Building a successful food brand: How to stand out and get noticed
Small- and medium-sized food processors need to refine, test, re-test, optimize and then head to market with their product.
Consolidation continues to be ever-present among food processing and manufacturing businesses in Canada. Despite this, small- and medium-sized companies keep popping up coast-to-coast and bringing with them innovative ideas, agile decision-making and fearlessness.
Every company hopes to get to a point where just its name conjures up its products in the minds of consumers. However, that can take time, effort and money. Here is how two food and beverage manufacturers stood out on their own to build their brand to success.
When Sonora began its food journey in Canada in 1993, it was drastically different from today. The company began as a straightforward Mexican food and ingredients wholesaler, primarily used by restaurants and hotels.
Over the years, the company became interested in reaching consumers directly.
As the Canadian culinary consciousness shifted, so did the opportunity for Sonora, which now is fully consumer-facing with 15 different SKUs, concentrated on quality tortillas.
Good isn’t always good enough
But simply having good products wasn’t good enough. Sonora’s chief operating officer Frank Luengo was told a hard truth by one category manager: his product can’t be listed just because it’s good. It must stand out and be different enough to justify itself.
Somewhat dejected, Luengo and team went back to the drawing board and within three months had a new product to show. Their tortillas were now free of artificial flavours and preservatives. That was enough for the category manager, and it helped Sonora begin its journey to national distribution.
“It was a good feeling. It was one of those things where we’d done the leg work and already had a distribution partner who could do direct-to-store distribution and guaranteed sale, which is another way to stand out. A supermarket doesn’t want to take a new chance on a new brand.”
Bring the taste to consumers
Sonora also sent staff to do as much in-store sampling as they were allowed. It quickly made a difference.

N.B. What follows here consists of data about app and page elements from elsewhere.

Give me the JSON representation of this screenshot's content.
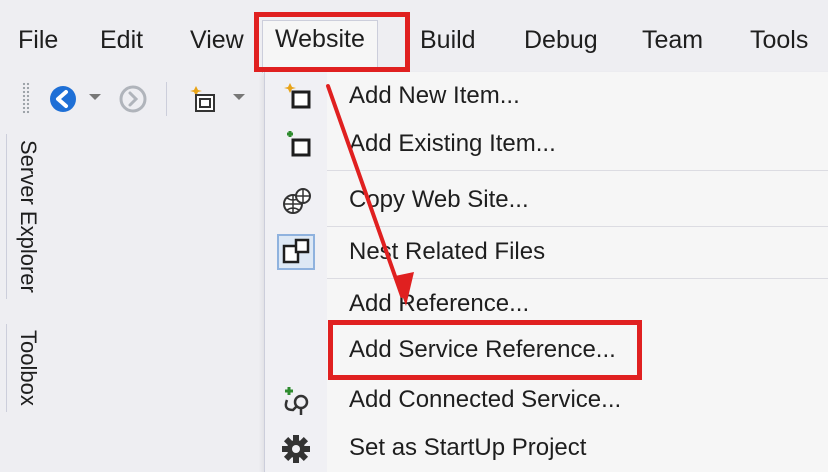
{
  "menubar": {
    "items": [
      "File",
      "Edit",
      "View",
      "Website",
      "Build",
      "Debug",
      "Team",
      "Tools"
    ],
    "open_item": "Website"
  },
  "toolbar": {
    "icons": [
      "back-icon",
      "dropdown-arrow-icon",
      "forward-icon",
      "new-item-icon",
      "dropdown-arrow-icon"
    ]
  },
  "sidebar": {
    "tabs": [
      "Server Explorer",
      "Toolbox"
    ]
  },
  "website_menu": {
    "items": [
      {
        "label": "Add New Item...",
        "icon": "add-new-item-icon"
      },
      {
        "label": "Add Existing Item...",
        "icon": "add-existing-item-icon"
      },
      {
        "label": "Copy Web Site...",
        "icon": "copy-web-site-icon"
      },
      {
        "label": "Nest Related Files",
        "icon": "nest-related-files-icon"
      },
      {
        "label": "Add Reference...",
        "icon": ""
      },
      {
        "label": "Add Service Reference...",
        "icon": ""
      },
      {
        "label": "Add Connected Service...",
        "icon": "connected-service-icon"
      },
      {
        "label": "Set as StartUp Project",
        "icon": "gear-icon"
      }
    ]
  },
  "annotations": {
    "highlight_color": "#e02020",
    "accent_blue": "#1e6fd6"
  }
}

“We experienced a significant amount of growth, just having customers try it,” he says. “We’ve had lots of growth to date. We felt strongly we had to invest in innovation.”
Part of that innovation, along with unique lines of products that range from authentic Mexicana to GMO-free options to ultra-trendy tortillas like beet and cauliflower flavoured wraps, meant a proactive plan.

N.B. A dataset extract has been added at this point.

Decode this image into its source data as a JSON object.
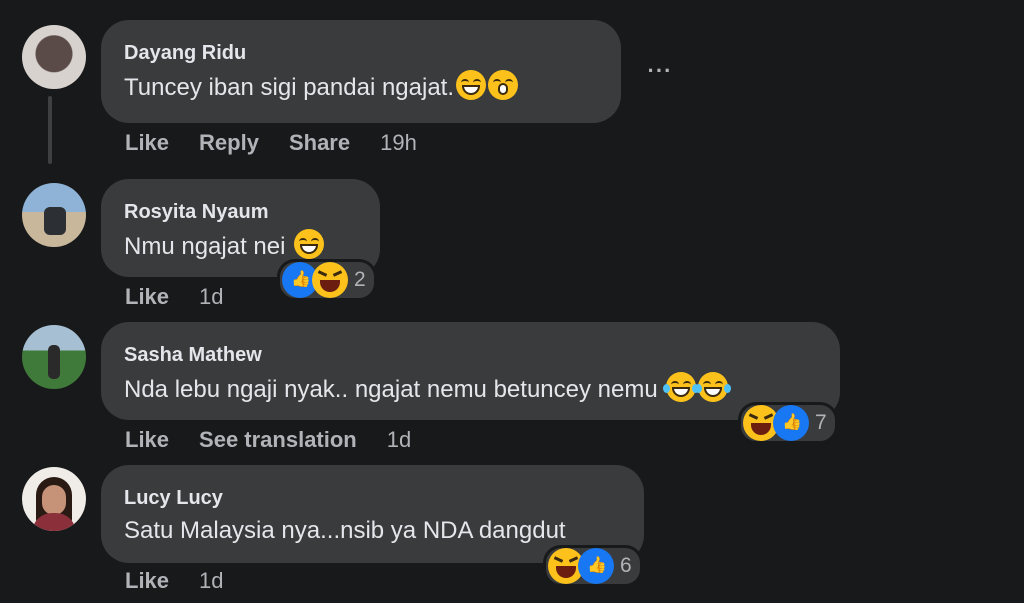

“We put together an entire communications plan, and a 52-week plan, already set up for a whole year,” he says.
Part of that strategy is leveraging TikTok and Instagram on social media and more traditional means such as QR codes and traditional online marketing, even original recipes posted on their website.

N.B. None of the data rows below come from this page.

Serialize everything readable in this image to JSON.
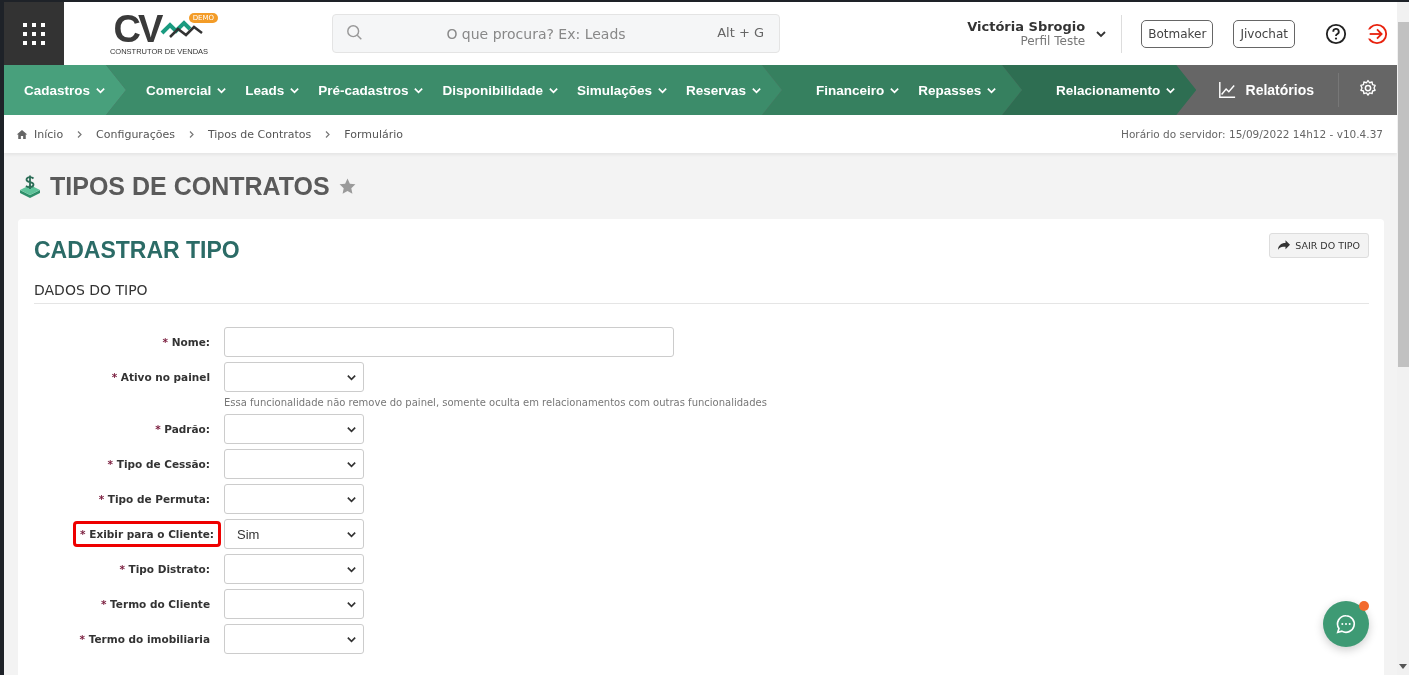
{
  "logo": {
    "text": "CV",
    "badge": "DEMO",
    "tagline": "CONSTRUTOR DE VENDAS"
  },
  "search": {
    "placeholder": "O que procura? Ex: Leads",
    "shortcut": "Alt + G"
  },
  "user": {
    "name": "Victória Sbrogio",
    "profile": "Perfil Teste"
  },
  "header_buttons": [
    "Botmaker",
    "Jivochat"
  ],
  "nav": {
    "groups": [
      {
        "color": "#48a07c",
        "items": [
          "Cadastros"
        ]
      },
      {
        "color": "#3c8c6a",
        "items": [
          "Comercial",
          "Leads",
          "Pré-cadastros",
          "Disponibilidade",
          "Simulações",
          "Reservas"
        ]
      },
      {
        "color": "#36805f",
        "items": [
          "Financeiro",
          "Repasses"
        ]
      },
      {
        "color": "#2e6e52",
        "items": [
          "Relacionamento"
        ]
      }
    ],
    "reports": "Relatórios"
  },
  "breadcrumb": [
    "Início",
    "Configurações",
    "Tipos de Contratos",
    "Formulário"
  ],
  "server_time": "Horário do servidor: 15/09/2022 14h12 - v10.4.37",
  "page_title": {
    "text": "TIPOS DE CONTRATOS",
    "favorite": false
  },
  "card": {
    "title": "CADASTRAR TIPO",
    "exit_button": "SAIR DO TIPO",
    "section": "DADOS DO TIPO",
    "fields": [
      {
        "kind": "text",
        "required_mark": "*",
        "label": "Nome:",
        "highlighted": false
      },
      {
        "kind": "select",
        "required_mark": "*",
        "label": "Ativo no painel",
        "highlighted": false,
        "hint": "Essa funcionalidade não remove do painel, somente oculta em relacionamentos com outras funcionalidades"
      },
      {
        "kind": "select",
        "required_mark": "*",
        "label": "Padrão:",
        "highlighted": false
      },
      {
        "kind": "select",
        "required_mark": "*",
        "label": "Tipo de Cessão:",
        "highlighted": false
      },
      {
        "kind": "select",
        "required_mark": "*",
        "label": "Tipo de Permuta:",
        "highlighted": false
      },
      {
        "kind": "select",
        "required_mark": "*",
        "label": "Exibir para o Cliente:",
        "highlighted": true,
        "value": "Sim"
      },
      {
        "kind": "select",
        "required_mark": "*",
        "label": "Tipo Distrato:",
        "highlighted": false
      },
      {
        "kind": "select",
        "required_mark": "*",
        "label": "Termo do Cliente",
        "highlighted": false
      },
      {
        "kind": "select",
        "required_mark": "*",
        "label": "Termo do imobiliaria",
        "highlighted": false
      }
    ]
  }
}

Beyond the outreach strategy, the company rebranded and created a new logo with vibrant colours and edgy packaging.
“Before we did $1 million in retail, we had $30 million in foodservice,” Luengo says. “That’s how we leveraged the brand, the heritage of it. We have know-how but took a humbler approach.”
It’s a food manufacturer’s dream – a food product that is plentiful, easy to source and has a differentiating factor that won’t break the bank.
Covered Bridge chips are a distinctly darker kettle chip. That’s because Ryan Albright uses his family’s dark russet potatoes grown on their family farm. Covered Bridge Potato Chips is the only chip manufacturer in North America to use dark russets, so he truly is in a league of his own. That chip uniqueness is enjoyed across Canada, parts of the U.S. and even in non-North American markets.
“When they open the bag, they’re meant to see that dark colour and distinct flavour – that’s really our claim,” Albright says. “We’re trying to create value for the store and then something different for the consumer, so it drives more dollars.”
Small means agile
Even though the company has been in business well over a decade, they’re still small potatoes compared to other dynastic companies. And that doesn’t bother Albright. While big players stick to traditional-looking chips, Albright’s decision to zig instead of zag has helped him carve out a niche.
In fact, he uses words such as agile, nimble and innovative to describe his 110-person company. Those adjectives give them an advantage over multinational snack food companies.
“When you look at large companies — whether billion-dollar companies or not — there’s a lot of process, and decisions have to go up the chain to make a new product,” he says. “For us, because we are smaller, we can make those decisions in a day if we want – an hour.”
Create strategic partnerships
One way they make those lightning-fast decisions is through opportunities that unexpectedly pop up. Albright’s company has participated in multiple co-branding initiatives, including one with East Coast Lifestyle, another Atlantic Canadian company. The ECL logo appears on the chip bag along with Covered Bridge Potato Chips, and both companies can get in front of one another’s customers in a new way.
“You both play on each other’s customers, and you’re marketing it through them,” Albright says. “You’re getting a bigger, wider range of audiences. When you have two smaller companies that can co-brand together, it’s very easy, very nimble, much less paperwork and much more flexible.”
Both companies leveraged their social media channels from traditional Facebook and Instagram to newer avenues such as TikTok.
As COVID-19 found many shoppers at home, Covered Bridge Potato Chips saw their online sales go through the roof. Albright explains the fact that they already marketed that way helped them seamlessly transition into increased online sales as the trend of purchasing from home exploded. Their typical order volume increased 20-fold.
Create an experience
A huge draw has been the company’s experiential aspect. Because it’s a family-owned company, they make all the rules, and, in normal circumstances, they receive and welcome 40,000 to 50,000 guests a year in their factory. Patrons go through a guided tour, watching as chips are made and at the end, they get a fresh warm bag of potato chips.
There are tremendous opportunities for small- and medium-sized food manufacturers and processors in Canada. Understand that your company’s smaller size is a large advantage as you can swiftly react to changing markets and opportunities that present themselves. Companies that embrace new-school marketing avenues like emerging social media platforms also stand to gain, and at virtually no cost.
Article by: Trevor Bacque